§ **ACTIVITY**
Take every line from the data that has the word "نظام" in it.

§ **Recorded data**
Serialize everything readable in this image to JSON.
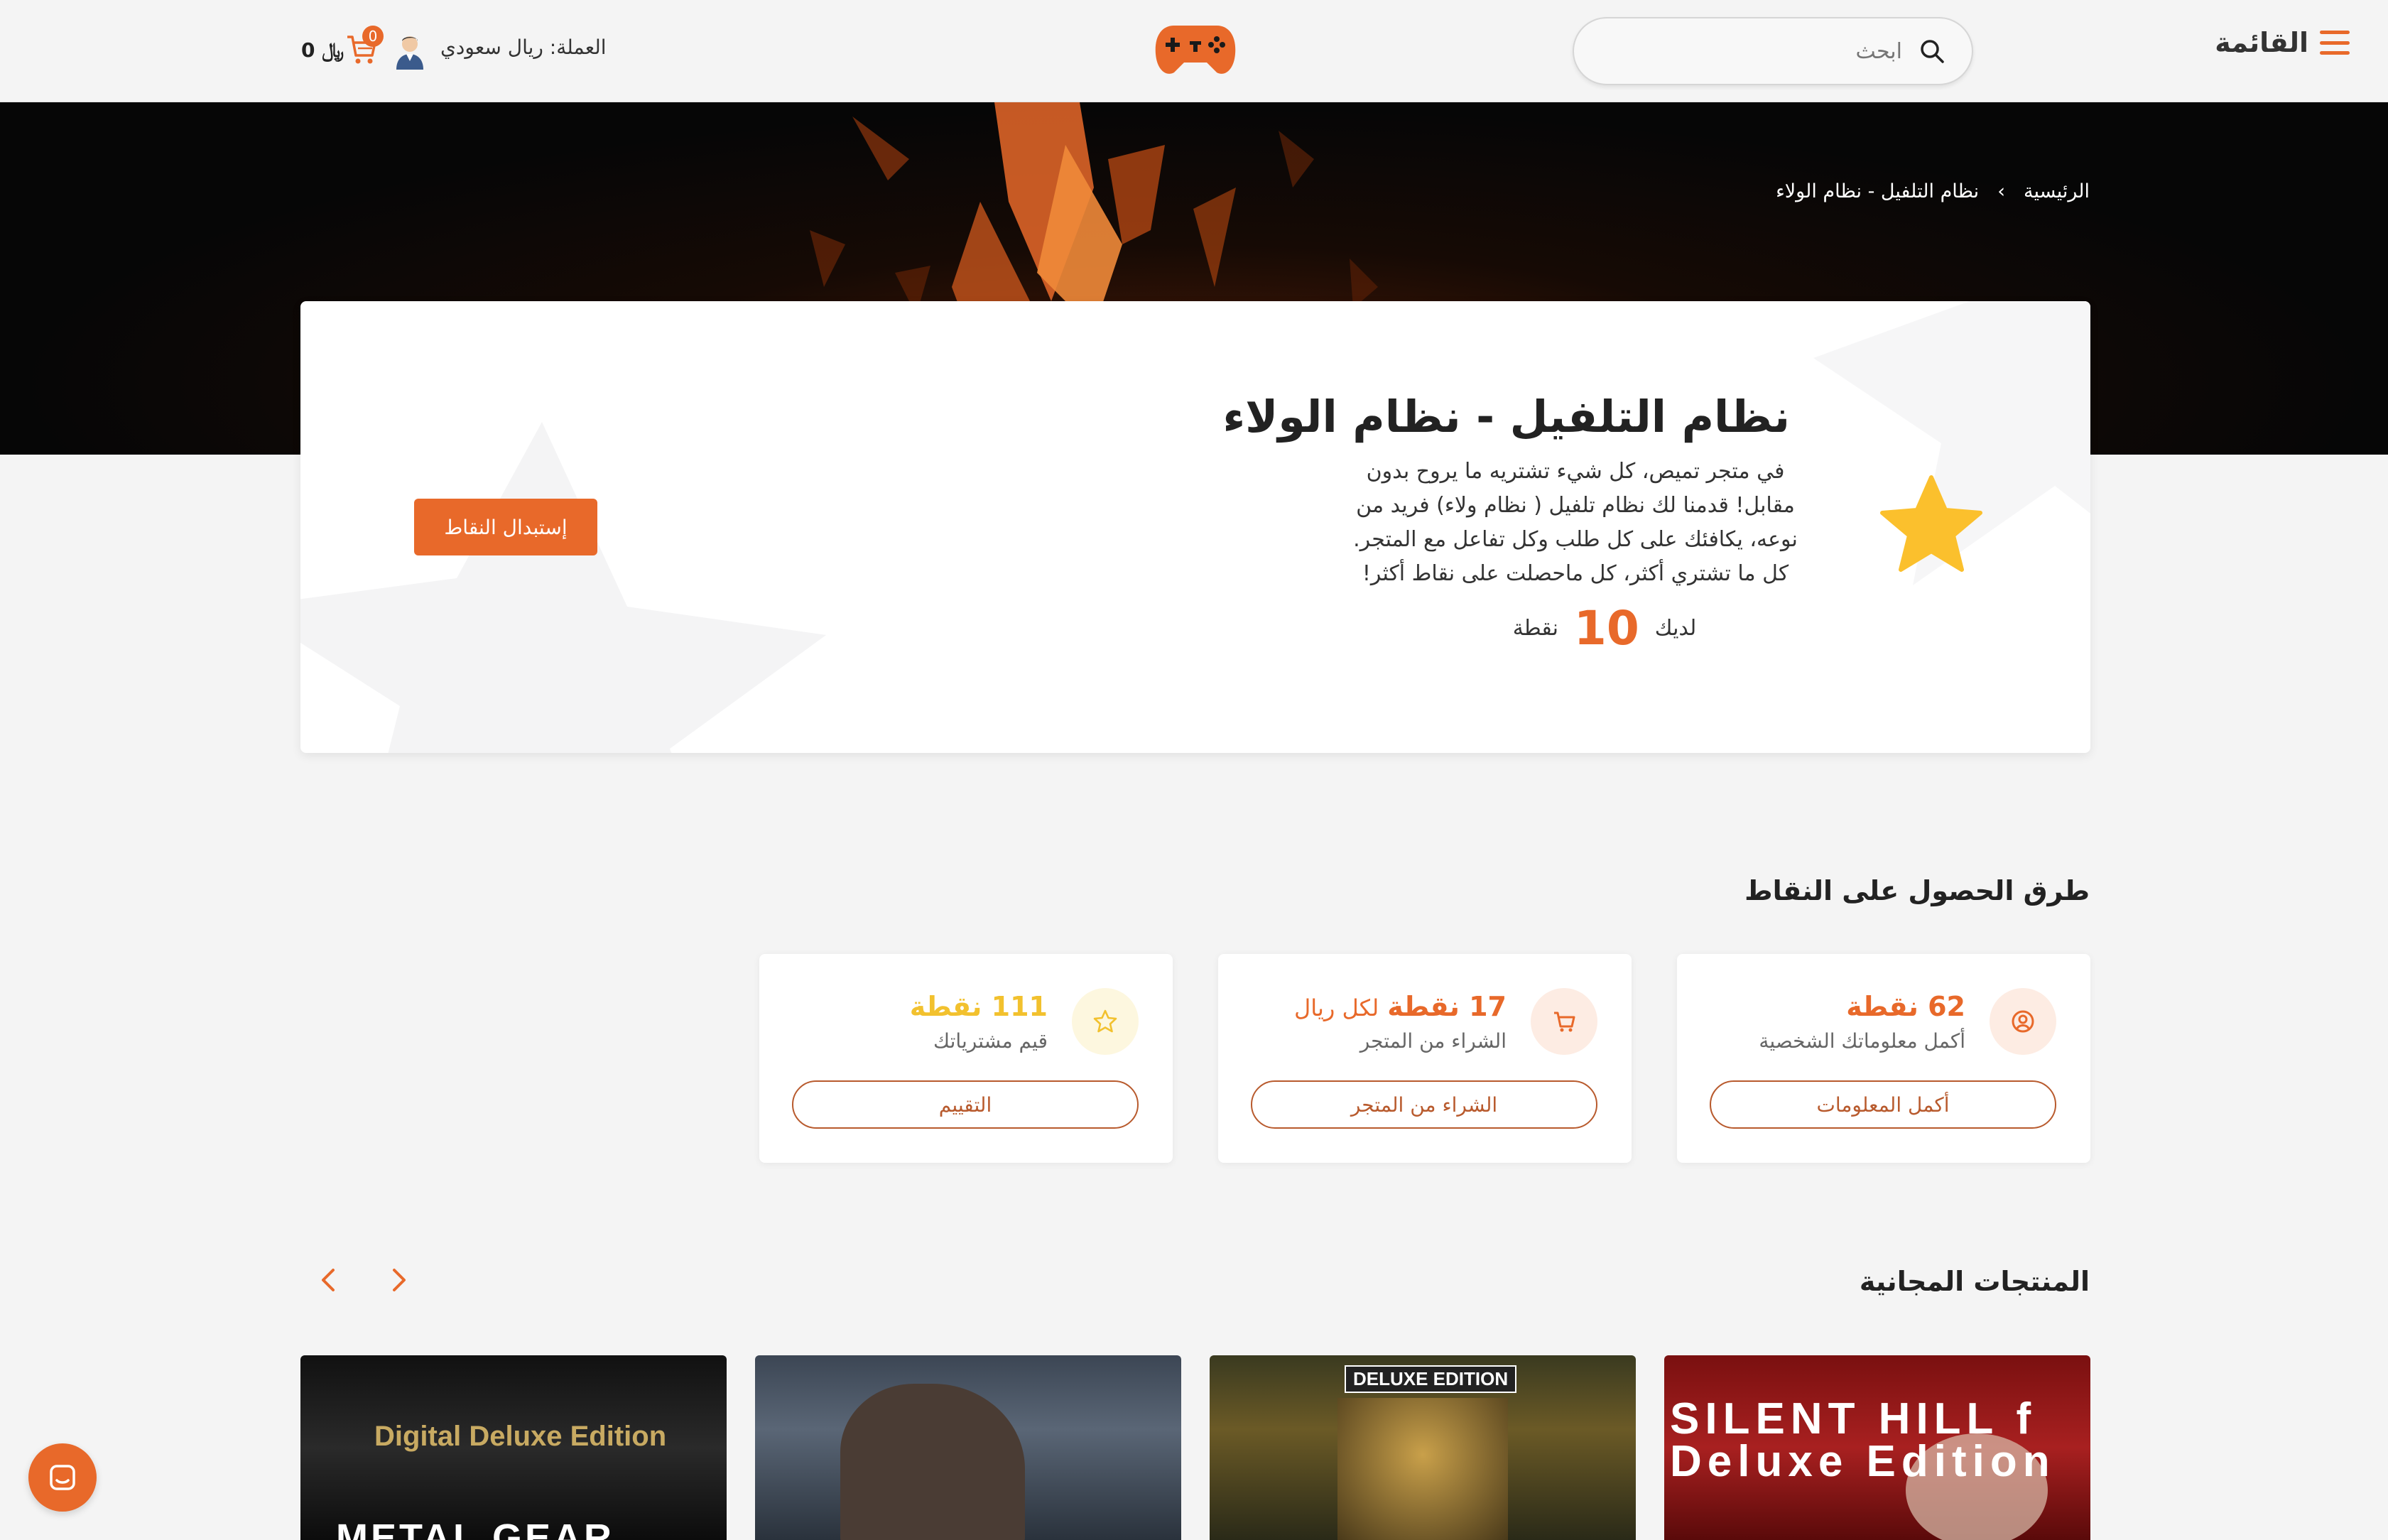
{
  "header": {
    "menu_label": "القائمة",
    "search_placeholder": "ابحث",
    "currency_label": "العملة: ريال سعودي",
    "cart_count": "0",
    "cart_total": "0 ﷼"
  },
  "breadcrumb": {
    "home": "الرئيسية",
    "separator": "›",
    "current": "نظام التلفيل - نظام الولاء"
  },
  "loyalty": {
    "title": "نظام التلفيل - نظام الولاء",
    "description": "في متجر تميص، كل شيء تشتريه ما يروح بدون مقابل! قدمنا لك نظام تلفيل ( نظام ولاء) فريد من نوعه، يكافئك على كل طلب وكل تفاعل مع المتجر. كل ما تشتري أكثر، كل ماحصلت على نقاط أكثر!",
    "points_prefix": "لديك",
    "points_value": "10",
    "points_unit": "نقطة",
    "redeem_button": "إستبدال النقاط"
  },
  "earn_section": {
    "title": "طرق الحصول على النقاط",
    "cards": [
      {
        "points": "62 نقطة",
        "subtitle": "أكمل معلوماتك الشخصية",
        "button": "أكمل المعلومات",
        "icon": "user-circle-icon",
        "color": "#e8692a"
      },
      {
        "points": "17 نقطة",
        "points_suffix": "لكل ريال",
        "subtitle": "الشراء من المتجر",
        "button": "الشراء من المتجر",
        "icon": "cart-icon",
        "color": "#e8692a"
      },
      {
        "points": "111 نقطة",
        "subtitle": "قيم مشترياتك",
        "button": "التقييم",
        "icon": "star-icon",
        "color": "#f2c12e"
      }
    ]
  },
  "free_products": {
    "title": "المنتجات المجانية",
    "items": [
      {
        "label": "SILENT HILL f Deluxe Edition"
      },
      {
        "label": "DELUXE EDITION"
      },
      {
        "label": ""
      },
      {
        "label": "Digital Deluxe Edition",
        "sublabel": "METAL GEAR SOLID"
      }
    ]
  },
  "colors": {
    "accent": "#e8692a",
    "gold": "#f2c12e",
    "outline": "#b85a2d"
  }
}
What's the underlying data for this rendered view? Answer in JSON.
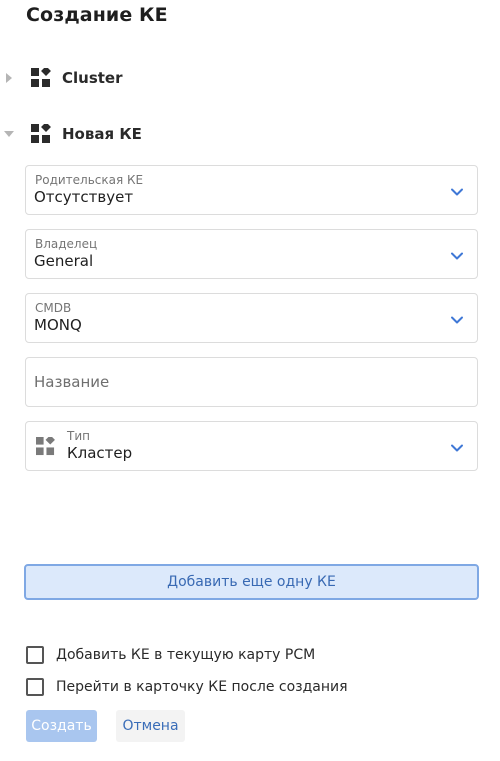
{
  "header": {
    "title": "Создание КЕ"
  },
  "tree": {
    "nodes": [
      {
        "label": "Cluster",
        "icon": "widgets-icon",
        "expanded": false
      },
      {
        "label": "Новая КЕ",
        "icon": "widgets-icon",
        "expanded": true
      }
    ]
  },
  "form": {
    "parent": {
      "label": "Родительская КЕ",
      "value": "Отсутствует"
    },
    "owner": {
      "label": "Владелец",
      "value": "General"
    },
    "cmdb": {
      "label": "CMDB",
      "value": "MONQ"
    },
    "name": {
      "placeholder": "Название",
      "value": ""
    },
    "type": {
      "label": "Тип",
      "value": "Кластер",
      "icon": "widgets-icon"
    }
  },
  "actions": {
    "add_another_label": "Добавить еще одну КЕ",
    "checkbox_add_to_map": {
      "label": "Добавить КЕ в текущую карту РСМ",
      "checked": false
    },
    "checkbox_go_to_card": {
      "label": "Перейти в карточку КЕ после создания",
      "checked": false
    },
    "create_label": "Создать",
    "cancel_label": "Отмена"
  },
  "colors": {
    "accent": "#3f78d6",
    "create_disabled": "#a9c6ef",
    "add_button_bg": "#dce9fb",
    "add_button_border": "#7fa8e4"
  }
}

§ **SOLUTION TO THE PROBLEM**
    "current": "نظام التلفيل - نظام الولاء"
    "title": "نظام التلفيل - نظام الولاء",
    "description": "في متجر تميص، كل شيء تشتريه ما يروح بدون مقابل! قدمنا لك نظام تلفيل ( نظام ولاء) فريد من نوعه، يكافئك على كل طلب وكل تفاعل مع المتجر. كل ما تشتري أكثر، كل ماحصلت على نقاط أكثر!",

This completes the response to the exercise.